If the '80s and '90s were the ushering in of a new modern-era for the world's best-known and most popular fine wine region, then the millennial vintage would be the year that a fortuitous growing-season came together perfectly with rapidly-improving vineyard management, winemaking knowhow, together with many Chateau beginning or going through a period of significant investment. A growing wine market and the influence of one Robert M Parker converged too, to catapult the 2000s into the hearts and minds of collectors new and old. Never had so many wines in a single vintage received such glowing reviews from both sides of the pond and despite some wines going through a prolonged slumber, various retrospectives over the years have done nothing to dull the reputation or interest in this vintage. Don't forget also that we have had at least four more vintages of a lifetime since the 2000s! Where it ranks amongst the all time greats is a fun debate but we can all agree that it is up there.

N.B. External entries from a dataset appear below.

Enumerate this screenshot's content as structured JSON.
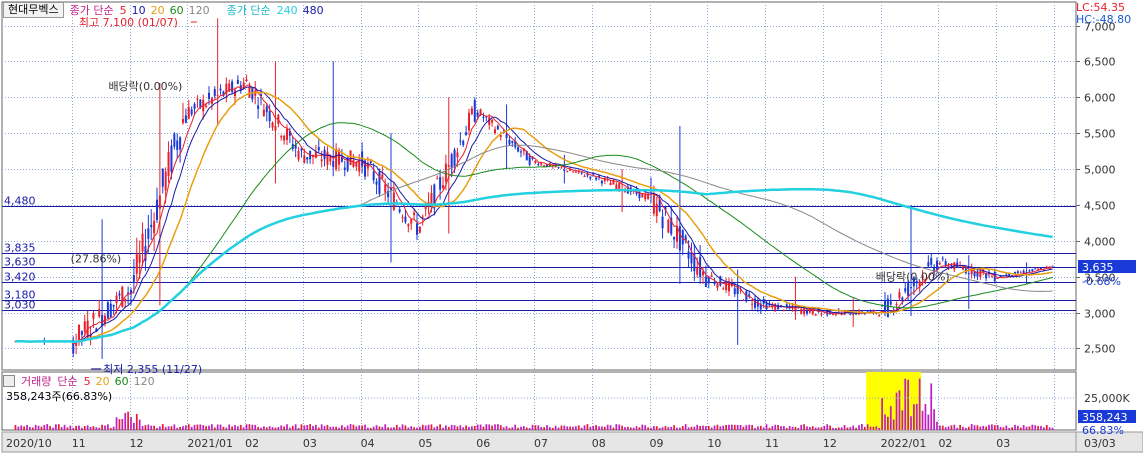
{
  "legend": {
    "stock_name": "현대무벡스",
    "price_prefix": "종가 단순",
    "ma_periods": [
      "5",
      "10",
      "20",
      "60",
      "120"
    ],
    "ma_colors": [
      "#e8202a",
      "#1a1aa8",
      "#e8a010",
      "#1a8a1a",
      "#888888"
    ],
    "long_prefix": "종가 단순",
    "long_periods": [
      "240",
      "480"
    ],
    "long_colors": [
      "#22d0e0",
      "#1a1aa8"
    ]
  },
  "corner": {
    "lc": "LC:54.35",
    "hc": "HC:-48.80"
  },
  "annotations": {
    "high": "최고 7,100 (01/07)",
    "low": "최저 2,355 (11/27)",
    "div1": "배당락(0.00%)",
    "div2": "배당락(0.00%)",
    "pct": "(27.86%)"
  },
  "levels": [
    {
      "label": "4,480",
      "value": 4480
    },
    {
      "label": "3,835",
      "value": 3835
    },
    {
      "label": "3,630",
      "value": 3630
    },
    {
      "label": "3,420",
      "value": 3420
    },
    {
      "label": "3,180",
      "value": 3180
    },
    {
      "label": "3,030",
      "value": 3030
    }
  ],
  "current": {
    "price": "3,635",
    "change": "-0.68%"
  },
  "volume": {
    "legend_prefix": "거래량",
    "legend_type": "단순",
    "periods": [
      "5",
      "20",
      "60",
      "120"
    ],
    "period_colors": [
      "#e8202a",
      "#e8a010",
      "#1a8a1a",
      "#888888"
    ],
    "summary": "358,243주(66.83%)",
    "axis_label": "25,000K",
    "current": "358,243",
    "pct": "66.83%"
  },
  "x_labels": [
    "2020/10",
    "11",
    "12",
    "2021/01",
    "02",
    "03",
    "04",
    "05",
    "06",
    "07",
    "08",
    "09",
    "10",
    "11",
    "12",
    "2022/01",
    "02",
    "03"
  ],
  "x_right_label": "03/03",
  "chart_data": {
    "type": "candlestick",
    "y_ticks": [
      "2,500",
      "3,000",
      "3,500",
      "4,000",
      "4,500",
      "5,000",
      "5,500",
      "6,000",
      "6,500",
      "7,000"
    ],
    "ylim": [
      2200,
      7300
    ],
    "months": [
      {
        "label": "2020/10",
        "open": 2600,
        "high": 2650,
        "low": 2550,
        "close": 2600
      },
      {
        "label": "11",
        "open": 2600,
        "high": 4300,
        "low": 2355,
        "close": 3300
      },
      {
        "label": "12",
        "open": 3300,
        "high": 6200,
        "low": 3100,
        "close": 5800
      },
      {
        "label": "2021/01",
        "open": 5800,
        "high": 7100,
        "low": 5600,
        "close": 6200
      },
      {
        "label": "02",
        "open": 6200,
        "high": 6500,
        "low": 4800,
        "close": 5200
      },
      {
        "label": "03",
        "open": 5200,
        "high": 6500,
        "low": 4900,
        "close": 5100
      },
      {
        "label": "04",
        "open": 5100,
        "high": 5500,
        "low": 3700,
        "close": 4200
      },
      {
        "label": "05",
        "open": 4200,
        "high": 6000,
        "low": 4100,
        "close": 5800
      },
      {
        "label": "06",
        "open": 5800,
        "high": 5900,
        "low": 5000,
        "close": 5100
      },
      {
        "label": "07",
        "open": 5100,
        "high": 5200,
        "low": 4800,
        "close": 4900
      },
      {
        "label": "08",
        "open": 4900,
        "high": 5000,
        "low": 4400,
        "close": 4600
      },
      {
        "label": "09",
        "open": 4600,
        "high": 5600,
        "low": 3400,
        "close": 3500
      },
      {
        "label": "10",
        "open": 3500,
        "high": 3600,
        "low": 2550,
        "close": 3100
      },
      {
        "label": "11",
        "open": 3100,
        "high": 3500,
        "low": 2900,
        "close": 3000
      },
      {
        "label": "12",
        "open": 3000,
        "high": 3200,
        "low": 2800,
        "close": 3000
      },
      {
        "label": "2022/01",
        "open": 3000,
        "high": 4500,
        "low": 2950,
        "close": 3700
      },
      {
        "label": "02",
        "open": 3700,
        "high": 3800,
        "low": 3050,
        "close": 3500
      },
      {
        "label": "03",
        "open": 3500,
        "high": 3700,
        "low": 3400,
        "close": 3635
      }
    ]
  }
}
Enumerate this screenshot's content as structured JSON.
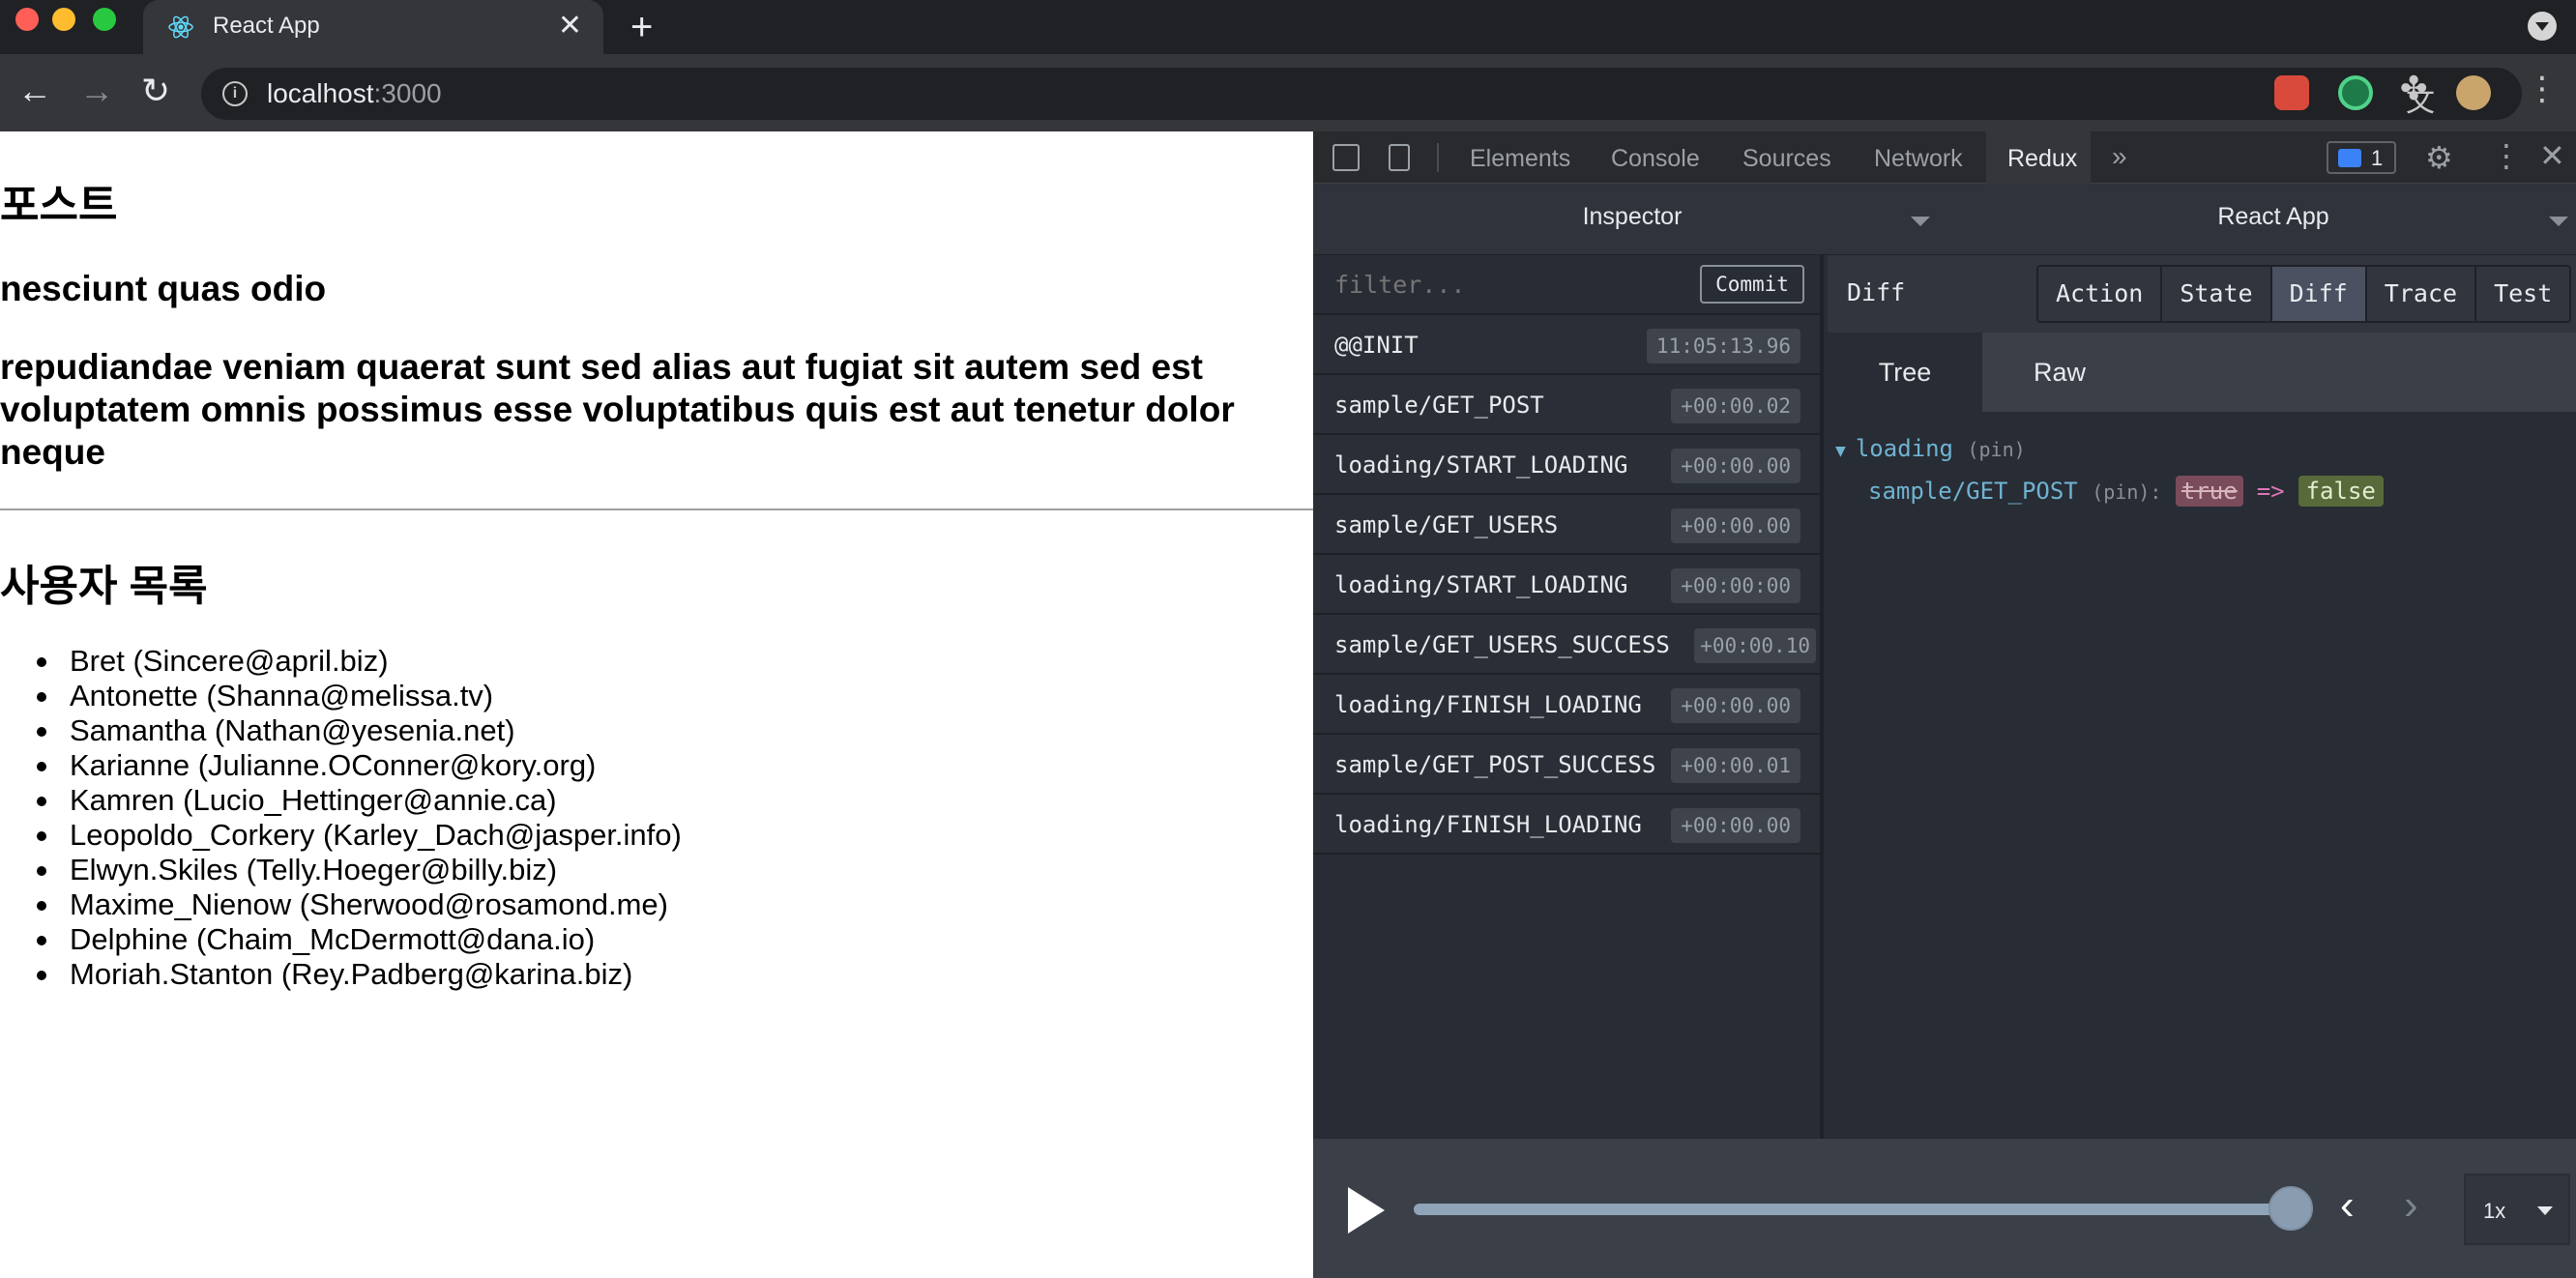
{
  "browser": {
    "tab_title": "React App",
    "new_tab_symbol": "+",
    "close_symbol": "✕",
    "url_host": "localhost",
    "url_port": ":3000",
    "info_symbol": "i"
  },
  "page": {
    "heading": "포스트",
    "post_title": "nesciunt quas odio",
    "post_body": "repudiandae veniam quaerat sunt sed alias aut fugiat sit autem sed est voluptatem omnis possimus esse voluptatibus quis est aut tenetur dolor neque",
    "users_heading": "사용자 목록",
    "users": [
      "Bret (Sincere@april.biz)",
      "Antonette (Shanna@melissa.tv)",
      "Samantha (Nathan@yesenia.net)",
      "Karianne (Julianne.OConner@kory.org)",
      "Kamren (Lucio_Hettinger@annie.ca)",
      "Leopoldo_Corkery (Karley_Dach@jasper.info)",
      "Elwyn.Skiles (Telly.Hoeger@billy.biz)",
      "Maxime_Nienow (Sherwood@rosamond.me)",
      "Delphine (Chaim_McDermott@dana.io)",
      "Moriah.Stanton (Rey.Padberg@karina.biz)"
    ]
  },
  "devtools": {
    "tabs": [
      "Elements",
      "Console",
      "Sources",
      "Network",
      "Redux"
    ],
    "active_tab": "Redux",
    "more_symbol": "»",
    "issues_count": "1",
    "gear_symbol": "⚙",
    "kebab_symbol": "⋮",
    "close_symbol": "✕"
  },
  "redux": {
    "inspector_label": "Inspector",
    "instance_label": "React App",
    "filter_placeholder": "filter...",
    "commit_label": "Commit",
    "actions": [
      {
        "name": "@@INIT",
        "time": "11:05:13.96"
      },
      {
        "name": "sample/GET_POST",
        "time": "+00:00.02"
      },
      {
        "name": "loading/START_LOADING",
        "time": "+00:00.00"
      },
      {
        "name": "sample/GET_USERS",
        "time": "+00:00.00"
      },
      {
        "name": "loading/START_LOADING",
        "time": "+00:00:00"
      },
      {
        "name": "sample/GET_USERS_SUCCESS",
        "time": "+00:00.10"
      },
      {
        "name": "loading/FINISH_LOADING",
        "time": "+00:00.00"
      },
      {
        "name": "sample/GET_POST_SUCCESS",
        "time": "+00:00.01"
      },
      {
        "name": "loading/FINISH_LOADING",
        "time": "+00:00.00"
      }
    ],
    "monitor_label": "Diff",
    "monitor_tabs": [
      "Action",
      "State",
      "Diff",
      "Trace",
      "Test"
    ],
    "active_monitor_tab": "Diff",
    "sub_tabs": [
      "Tree",
      "Raw"
    ],
    "active_sub_tab": "Tree",
    "tree": {
      "root_key": "loading",
      "root_pin": "(pin)",
      "child_key": "sample/GET_POST",
      "child_pin": "(pin):",
      "old_value": "true",
      "arrow": "=>",
      "new_value": "false"
    },
    "slider": {
      "speed": "1x",
      "position_fraction": 1.0
    }
  }
}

Plenty of the best 2000s are absolutely beautiful to drink now, Pichon Baron for example, which is clearly of first growth quality in this vintage, is nothing short of stunning. Pavie, Margaux and Haut Brion are all amongst the very best that I had tasted from these respective Chateau, the likes of Latour and Lafleur meanwhile are still babies but what potential they have! At 21 years old, there are plenty of affordable, drinking wines available too, that are all perfectly mature and delicious right now. For drinking then, you are hard-pressed to go wrong. Thinking more speculatively however, then given where these wines are at in their drinking cycle, together with the dearth of '82s, '89s and '90s available in the market, then it doesn't take a Warren Buffet to forecast the direction of the supply/demand dynamic for the 2000s over the next 5-10 years. Perhaps even sooner.